Excerpted records:
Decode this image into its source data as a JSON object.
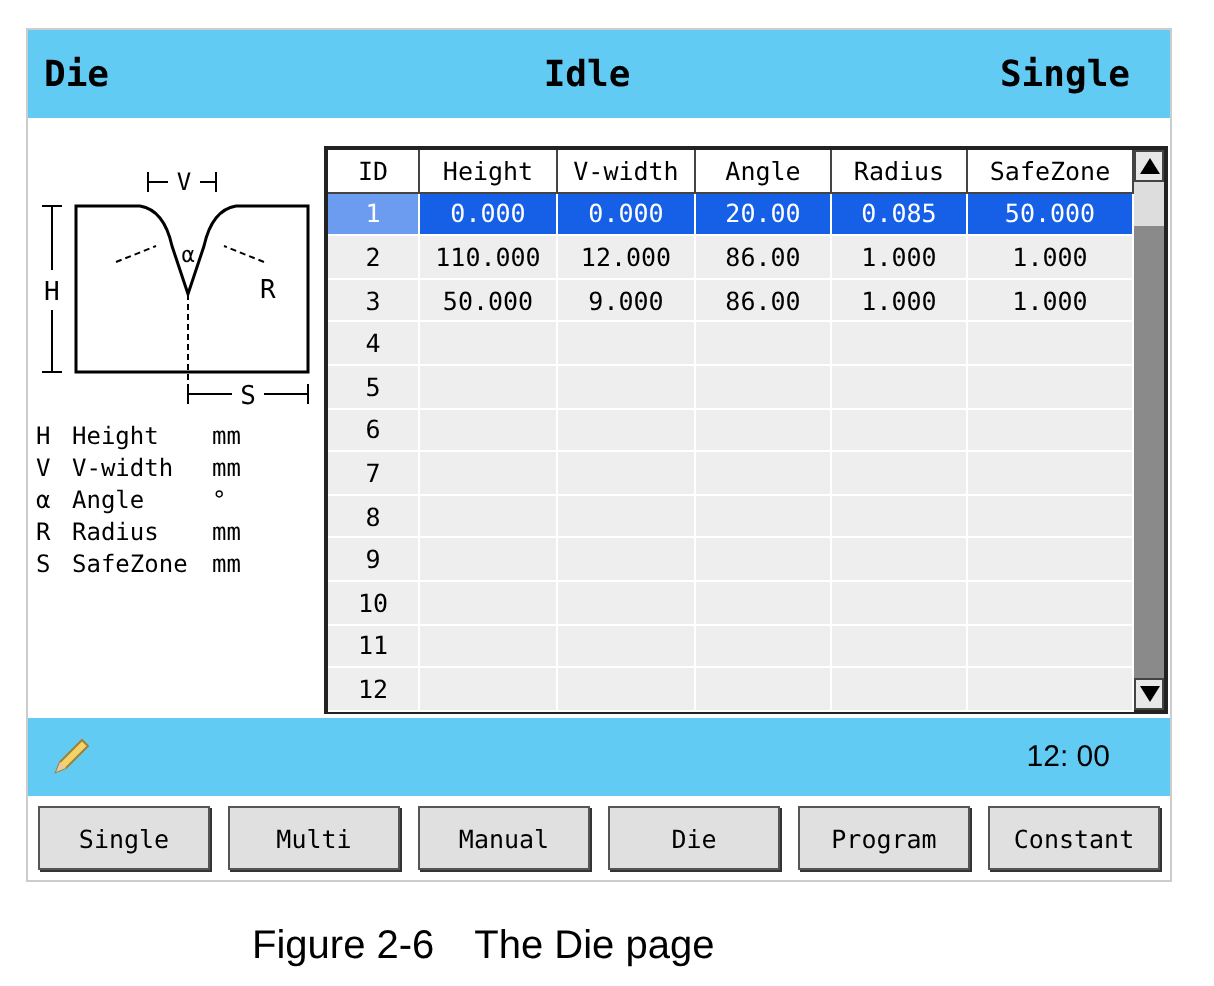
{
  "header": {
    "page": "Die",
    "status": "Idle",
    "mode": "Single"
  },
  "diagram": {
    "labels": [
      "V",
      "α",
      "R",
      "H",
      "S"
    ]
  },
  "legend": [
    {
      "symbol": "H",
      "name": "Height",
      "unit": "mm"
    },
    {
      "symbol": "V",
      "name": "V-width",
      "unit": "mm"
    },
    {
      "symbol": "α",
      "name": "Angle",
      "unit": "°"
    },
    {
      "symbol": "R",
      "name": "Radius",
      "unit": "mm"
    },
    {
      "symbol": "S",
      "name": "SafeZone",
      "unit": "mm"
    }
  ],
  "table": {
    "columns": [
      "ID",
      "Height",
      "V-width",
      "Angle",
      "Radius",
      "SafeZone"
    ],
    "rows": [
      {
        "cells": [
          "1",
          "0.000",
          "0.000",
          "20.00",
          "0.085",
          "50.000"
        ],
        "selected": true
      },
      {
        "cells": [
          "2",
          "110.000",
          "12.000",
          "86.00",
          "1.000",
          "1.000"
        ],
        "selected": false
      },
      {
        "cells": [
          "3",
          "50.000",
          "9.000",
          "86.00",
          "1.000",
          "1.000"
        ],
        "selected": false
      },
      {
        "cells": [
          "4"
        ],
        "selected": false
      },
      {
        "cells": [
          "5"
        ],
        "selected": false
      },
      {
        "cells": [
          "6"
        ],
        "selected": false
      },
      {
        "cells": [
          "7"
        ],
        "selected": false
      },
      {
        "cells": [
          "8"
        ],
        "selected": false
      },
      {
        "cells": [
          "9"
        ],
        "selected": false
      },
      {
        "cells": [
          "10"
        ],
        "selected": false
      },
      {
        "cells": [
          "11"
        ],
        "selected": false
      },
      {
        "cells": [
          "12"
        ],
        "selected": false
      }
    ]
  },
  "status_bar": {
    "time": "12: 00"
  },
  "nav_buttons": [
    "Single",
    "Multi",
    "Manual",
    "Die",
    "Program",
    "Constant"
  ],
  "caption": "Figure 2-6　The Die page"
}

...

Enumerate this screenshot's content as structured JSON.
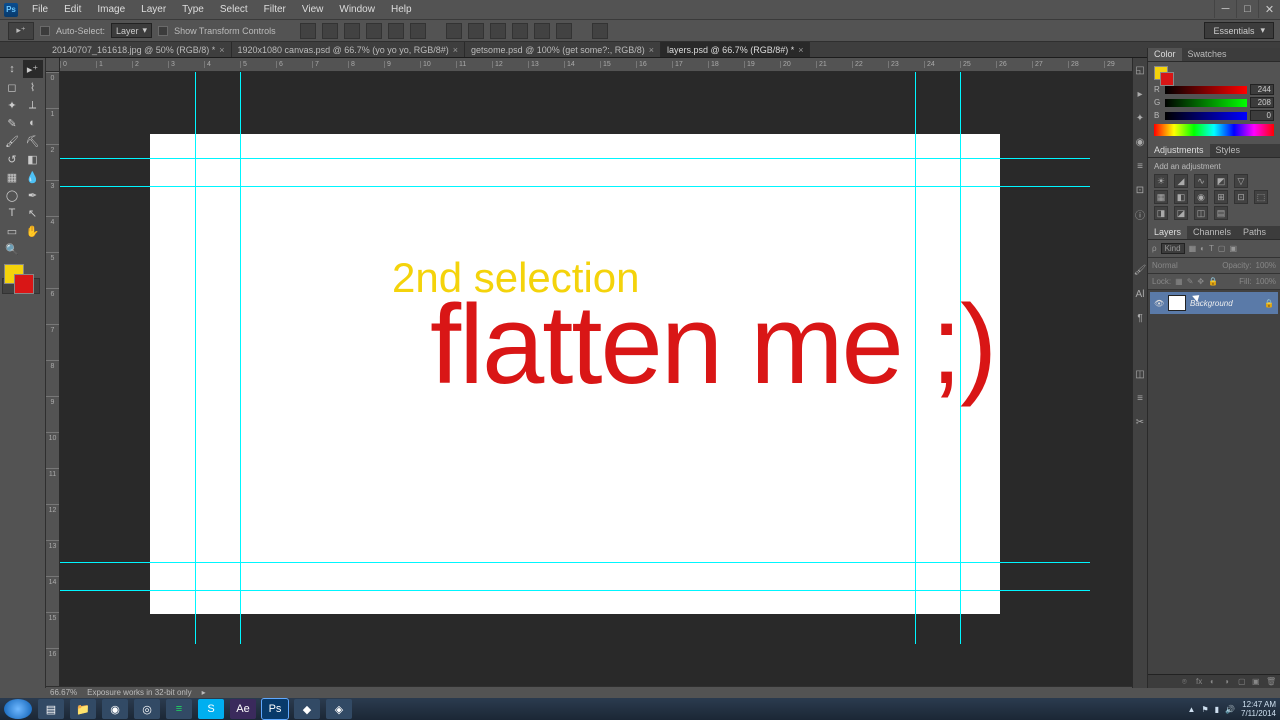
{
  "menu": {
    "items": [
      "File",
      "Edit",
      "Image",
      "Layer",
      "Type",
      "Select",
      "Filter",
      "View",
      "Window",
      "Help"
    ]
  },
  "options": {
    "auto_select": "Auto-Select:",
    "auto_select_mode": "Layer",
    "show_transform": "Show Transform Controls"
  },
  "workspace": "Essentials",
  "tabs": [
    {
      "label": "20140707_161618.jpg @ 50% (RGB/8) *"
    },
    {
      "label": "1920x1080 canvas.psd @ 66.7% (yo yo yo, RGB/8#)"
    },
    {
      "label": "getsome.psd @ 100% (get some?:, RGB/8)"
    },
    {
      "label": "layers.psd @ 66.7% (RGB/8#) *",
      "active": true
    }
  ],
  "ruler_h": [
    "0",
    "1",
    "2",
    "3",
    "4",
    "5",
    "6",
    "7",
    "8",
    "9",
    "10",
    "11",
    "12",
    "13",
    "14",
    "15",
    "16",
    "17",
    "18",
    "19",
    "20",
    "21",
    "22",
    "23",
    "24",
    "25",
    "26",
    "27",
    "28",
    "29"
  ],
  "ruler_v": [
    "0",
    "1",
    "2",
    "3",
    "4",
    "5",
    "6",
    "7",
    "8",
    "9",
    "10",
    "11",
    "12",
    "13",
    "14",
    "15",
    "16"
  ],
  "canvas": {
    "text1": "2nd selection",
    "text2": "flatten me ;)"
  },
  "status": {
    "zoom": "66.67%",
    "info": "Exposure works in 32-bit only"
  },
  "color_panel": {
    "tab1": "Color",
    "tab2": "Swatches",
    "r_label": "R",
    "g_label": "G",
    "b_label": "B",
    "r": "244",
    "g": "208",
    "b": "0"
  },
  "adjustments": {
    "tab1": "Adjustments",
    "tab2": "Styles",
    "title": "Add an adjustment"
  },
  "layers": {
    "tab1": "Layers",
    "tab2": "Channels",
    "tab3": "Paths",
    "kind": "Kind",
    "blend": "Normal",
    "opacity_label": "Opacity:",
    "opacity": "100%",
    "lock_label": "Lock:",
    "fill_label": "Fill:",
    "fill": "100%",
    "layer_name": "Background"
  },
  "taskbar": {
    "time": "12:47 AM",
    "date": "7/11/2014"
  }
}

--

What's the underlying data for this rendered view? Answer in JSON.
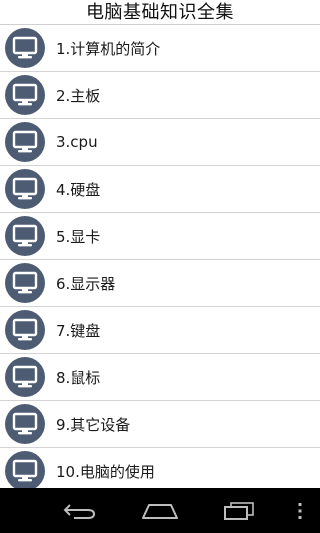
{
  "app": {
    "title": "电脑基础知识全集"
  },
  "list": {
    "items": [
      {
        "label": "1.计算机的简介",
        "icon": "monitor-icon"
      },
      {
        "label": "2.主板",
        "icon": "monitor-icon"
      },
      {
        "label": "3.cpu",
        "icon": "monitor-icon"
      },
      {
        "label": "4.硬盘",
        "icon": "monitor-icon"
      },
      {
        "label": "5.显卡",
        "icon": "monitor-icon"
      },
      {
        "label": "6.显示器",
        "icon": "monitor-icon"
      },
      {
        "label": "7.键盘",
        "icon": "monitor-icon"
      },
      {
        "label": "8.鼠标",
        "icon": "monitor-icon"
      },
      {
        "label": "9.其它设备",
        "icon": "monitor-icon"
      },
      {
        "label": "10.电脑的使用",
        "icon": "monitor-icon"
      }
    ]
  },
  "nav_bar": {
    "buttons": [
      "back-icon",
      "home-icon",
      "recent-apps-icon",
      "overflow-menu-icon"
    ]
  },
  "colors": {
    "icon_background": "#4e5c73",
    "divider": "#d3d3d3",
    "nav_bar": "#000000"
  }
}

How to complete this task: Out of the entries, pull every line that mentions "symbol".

The completed task:
      "symbol": "H",
      "symbol": "V",
      "symbol": "α",
      "symbol": "R",
      "symbol": "S",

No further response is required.